Ensures that every genetic or genomic test or company should have compliance with regulations and ethical standards in genomic research.

  1. Genetic Biotechnologist: 

Applies biotechnological techniques to genomic research and applications. Additional knowledge of biotechnology is required. 

  1. Genetic Pathologist: 

Examines tissue samples to diagnose diseases based on genetic markers. Additional knowledge of pathology is required. 

  1. Genetic Laboratory Technologist: 

Conducts laboratory tests to analyze genetic material. No additional knowledge of any other discipline is required. GLTs are just like clinical geneticists but work on a lower grade. 

  1. Genetic Information Specialist: 

Manages and interprets genetic data, providing information to healthcare professionals. Additional knowledge of statistics, information technology and data analysis is required.

  1. Genomic Policy Analyst: 

Analyzes and contributes to the development of policies related to genetics or genomics. Additional knowledge of policymaking is needed. 

  1. Genetic Patent Analyst: 

Evaluates and assists in obtaining patents for genetic inventions. Additional knowledge of patenting and IPRs (Intellectual Property Rights) is required. 

  1. Clinical Embryologist: 

Works with reproductive technologies, including in vitro fertilization and genetic screening. Additional knowledge of embryology is required. 

  1. Genetic Anthropologist: 

Studies the role of genetics in human evolution, migration, and diversity. Additional knowledge of anthropology is required. 

  1. Genetic Archaeologist: 

Applies genetic techniques and techniques to study ancient human populations. Additional knowledge of archaeology is required. 

  1. Genetic Engineering Technician: 

Assists in laboratory procedures related to genetic engineering. The post is similar to a genetic laboratory technician. 

  1. Genetic Quality Assurance Specialist: 

Ensures the accuracy and reliability of genetic testing procedures. Should have additional knowledge of quality assessment and assurance. 

  1. Ecological Geneticist: 

Investigates the role of genetics in ecological processes, such as adaptation and population dynamics in natural environments. Additional knowledge of ecology is required. 
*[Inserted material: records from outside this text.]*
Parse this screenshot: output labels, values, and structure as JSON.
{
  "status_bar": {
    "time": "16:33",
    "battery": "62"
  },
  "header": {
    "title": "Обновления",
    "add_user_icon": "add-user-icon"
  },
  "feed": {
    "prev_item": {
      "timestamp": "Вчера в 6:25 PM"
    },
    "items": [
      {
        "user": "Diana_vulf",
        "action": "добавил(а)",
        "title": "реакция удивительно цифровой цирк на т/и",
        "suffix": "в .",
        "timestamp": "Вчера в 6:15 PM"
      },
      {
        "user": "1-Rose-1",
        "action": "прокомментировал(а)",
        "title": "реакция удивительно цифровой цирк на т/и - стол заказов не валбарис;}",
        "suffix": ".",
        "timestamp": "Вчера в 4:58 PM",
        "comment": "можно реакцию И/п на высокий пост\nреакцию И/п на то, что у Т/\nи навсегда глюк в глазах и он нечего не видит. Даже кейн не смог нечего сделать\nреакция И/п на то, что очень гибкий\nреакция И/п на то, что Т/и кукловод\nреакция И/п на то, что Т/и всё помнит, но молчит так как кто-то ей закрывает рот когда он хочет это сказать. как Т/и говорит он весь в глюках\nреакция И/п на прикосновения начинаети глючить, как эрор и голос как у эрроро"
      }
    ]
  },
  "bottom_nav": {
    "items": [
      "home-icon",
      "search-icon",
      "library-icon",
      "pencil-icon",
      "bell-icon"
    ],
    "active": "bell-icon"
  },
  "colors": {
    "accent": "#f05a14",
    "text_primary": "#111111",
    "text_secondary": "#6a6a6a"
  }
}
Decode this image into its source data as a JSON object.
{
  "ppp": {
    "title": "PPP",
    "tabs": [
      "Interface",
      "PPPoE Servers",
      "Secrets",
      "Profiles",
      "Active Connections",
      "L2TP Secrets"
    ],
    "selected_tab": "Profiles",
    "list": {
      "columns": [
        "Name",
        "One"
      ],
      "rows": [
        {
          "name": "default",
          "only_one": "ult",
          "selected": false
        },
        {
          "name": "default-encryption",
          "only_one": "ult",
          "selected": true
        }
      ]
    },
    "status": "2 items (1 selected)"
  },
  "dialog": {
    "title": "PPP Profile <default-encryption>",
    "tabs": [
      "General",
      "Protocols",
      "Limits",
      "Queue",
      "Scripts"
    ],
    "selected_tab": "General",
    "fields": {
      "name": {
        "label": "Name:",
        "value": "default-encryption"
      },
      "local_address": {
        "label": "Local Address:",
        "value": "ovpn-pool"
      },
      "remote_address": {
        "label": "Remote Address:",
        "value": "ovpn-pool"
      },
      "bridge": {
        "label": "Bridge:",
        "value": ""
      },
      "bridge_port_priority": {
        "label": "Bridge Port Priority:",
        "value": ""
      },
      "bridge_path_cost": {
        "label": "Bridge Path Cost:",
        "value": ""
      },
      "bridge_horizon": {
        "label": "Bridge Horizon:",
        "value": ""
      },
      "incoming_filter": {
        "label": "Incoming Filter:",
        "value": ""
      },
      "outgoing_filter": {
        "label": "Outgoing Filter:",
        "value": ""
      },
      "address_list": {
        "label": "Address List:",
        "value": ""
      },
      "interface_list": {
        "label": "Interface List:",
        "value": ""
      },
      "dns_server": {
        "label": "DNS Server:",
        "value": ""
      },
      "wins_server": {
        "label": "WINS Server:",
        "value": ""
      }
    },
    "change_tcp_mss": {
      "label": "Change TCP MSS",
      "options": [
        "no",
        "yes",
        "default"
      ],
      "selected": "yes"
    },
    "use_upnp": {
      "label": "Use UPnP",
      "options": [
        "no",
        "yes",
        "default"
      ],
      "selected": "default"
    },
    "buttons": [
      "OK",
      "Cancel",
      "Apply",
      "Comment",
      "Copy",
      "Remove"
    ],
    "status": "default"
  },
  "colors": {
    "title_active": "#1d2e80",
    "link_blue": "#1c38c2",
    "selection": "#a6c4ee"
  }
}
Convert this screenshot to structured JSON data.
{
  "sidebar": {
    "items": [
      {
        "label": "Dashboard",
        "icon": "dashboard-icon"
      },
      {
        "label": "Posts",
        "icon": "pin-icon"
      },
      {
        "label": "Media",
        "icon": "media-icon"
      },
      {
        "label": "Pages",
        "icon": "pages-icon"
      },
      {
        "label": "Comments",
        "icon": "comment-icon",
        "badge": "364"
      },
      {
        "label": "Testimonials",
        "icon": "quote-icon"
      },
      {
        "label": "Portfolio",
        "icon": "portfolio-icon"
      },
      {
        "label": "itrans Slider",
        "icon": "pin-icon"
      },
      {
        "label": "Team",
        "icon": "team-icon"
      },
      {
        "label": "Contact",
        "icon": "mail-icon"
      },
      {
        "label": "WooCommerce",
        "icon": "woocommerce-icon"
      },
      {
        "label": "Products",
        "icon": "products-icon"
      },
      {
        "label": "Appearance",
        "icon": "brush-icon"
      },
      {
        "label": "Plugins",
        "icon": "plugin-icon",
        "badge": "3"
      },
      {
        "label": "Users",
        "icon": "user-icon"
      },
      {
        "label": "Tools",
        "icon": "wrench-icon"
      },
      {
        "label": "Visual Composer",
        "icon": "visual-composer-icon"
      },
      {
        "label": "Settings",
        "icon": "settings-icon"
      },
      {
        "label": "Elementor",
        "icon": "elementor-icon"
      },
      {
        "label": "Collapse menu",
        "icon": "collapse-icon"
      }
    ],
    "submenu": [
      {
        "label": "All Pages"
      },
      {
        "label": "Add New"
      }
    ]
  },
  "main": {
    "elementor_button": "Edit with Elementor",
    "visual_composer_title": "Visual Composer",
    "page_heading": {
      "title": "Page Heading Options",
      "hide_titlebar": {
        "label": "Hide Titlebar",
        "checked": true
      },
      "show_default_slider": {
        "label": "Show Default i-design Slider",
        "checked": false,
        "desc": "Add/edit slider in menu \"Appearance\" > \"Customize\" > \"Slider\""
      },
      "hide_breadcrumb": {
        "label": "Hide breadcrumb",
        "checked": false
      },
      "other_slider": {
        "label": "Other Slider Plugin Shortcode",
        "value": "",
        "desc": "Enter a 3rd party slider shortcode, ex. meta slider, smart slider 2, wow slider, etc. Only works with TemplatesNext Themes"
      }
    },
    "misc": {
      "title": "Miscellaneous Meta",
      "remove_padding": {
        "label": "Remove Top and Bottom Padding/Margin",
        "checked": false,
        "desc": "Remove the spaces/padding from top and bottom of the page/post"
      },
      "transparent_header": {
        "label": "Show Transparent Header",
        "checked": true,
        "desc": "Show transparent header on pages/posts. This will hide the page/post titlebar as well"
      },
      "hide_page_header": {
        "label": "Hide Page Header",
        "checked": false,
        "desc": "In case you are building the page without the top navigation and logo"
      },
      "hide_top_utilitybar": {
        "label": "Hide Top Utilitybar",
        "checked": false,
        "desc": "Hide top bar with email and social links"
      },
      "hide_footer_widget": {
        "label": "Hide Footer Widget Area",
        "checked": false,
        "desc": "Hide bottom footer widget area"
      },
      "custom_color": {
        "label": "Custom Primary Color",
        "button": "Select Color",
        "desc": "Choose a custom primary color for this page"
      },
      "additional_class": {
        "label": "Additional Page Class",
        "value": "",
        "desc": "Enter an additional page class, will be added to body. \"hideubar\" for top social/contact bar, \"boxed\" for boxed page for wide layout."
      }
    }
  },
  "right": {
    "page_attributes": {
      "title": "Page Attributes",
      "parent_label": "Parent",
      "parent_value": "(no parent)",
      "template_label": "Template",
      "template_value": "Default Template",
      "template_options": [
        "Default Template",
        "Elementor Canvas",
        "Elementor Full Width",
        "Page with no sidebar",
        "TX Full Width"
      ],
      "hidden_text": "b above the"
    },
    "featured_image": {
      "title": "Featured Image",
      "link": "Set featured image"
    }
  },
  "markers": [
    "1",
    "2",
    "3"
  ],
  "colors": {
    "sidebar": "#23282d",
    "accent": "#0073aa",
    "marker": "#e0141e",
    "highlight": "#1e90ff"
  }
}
  1. Behavioral Geneticist: 

Studies the genetic basis of behavior, including the influence of genes on traits and predispositions. Additional knowledge of psychology is required. 

  1. Genetic/Genomic Data Visualization Specialist: 

Creates visual representations of genomic data to aid in the interpretation and communication of complex genetic information. Should have additional knowledge of data presentation. 

  1. Translational Genomic Scientist: 

Focuses on translating genomic research findings into practical applications for clinical use.

  1. Evolutionary Geneticist: 

Studies the genetic basis of evolution, including the molecular changes that drive species divergence. Should have additional knowledge of evolution science. 

  1. Neurogeneticist: 

Investigates the genetic basis of neurological disorders and the molecular basis of brain function. Sheer knowledge of neurology is required.

  1. Genetics Bioethicist: 

Examines ethical issues related to genomic research, technology, and applications. Additional knowledge of bioethics is required.

  1. Genetic Conservationist: 

Applies genetic principles to the conservation of endangered species and biodiversity. Additional knowledge of conservation science is required. 

  1. Reproductive geneticist: 

Studies genetic basis of reproductive health and individual’s reproductive status. Additional knowledge of reproductive science is required. 

  1. Microbial geneticist: 

Studies genetics of microbes and their role in various conditions, diseases, ecology, etc. additional knowledge of microbes is required. 

Read more: Why Microbial Genetics Is The Future of Microbiology? Comparison and Applications.

  1. Marine geneticist: 

Studies the genetics of marine life and their interactions and role in marine ecosystems. Should require additional knowledge of marine biology. 

Wrapping up: 

In conclusion, if you are studying genetics and have an interest in this field, whatever field you are in! Your future is bright. Take an interest in genetics and work for the betterment of mankind. 

I hope this article will add value to your career. Please share this article with your group.

Share this article

Scroll to Top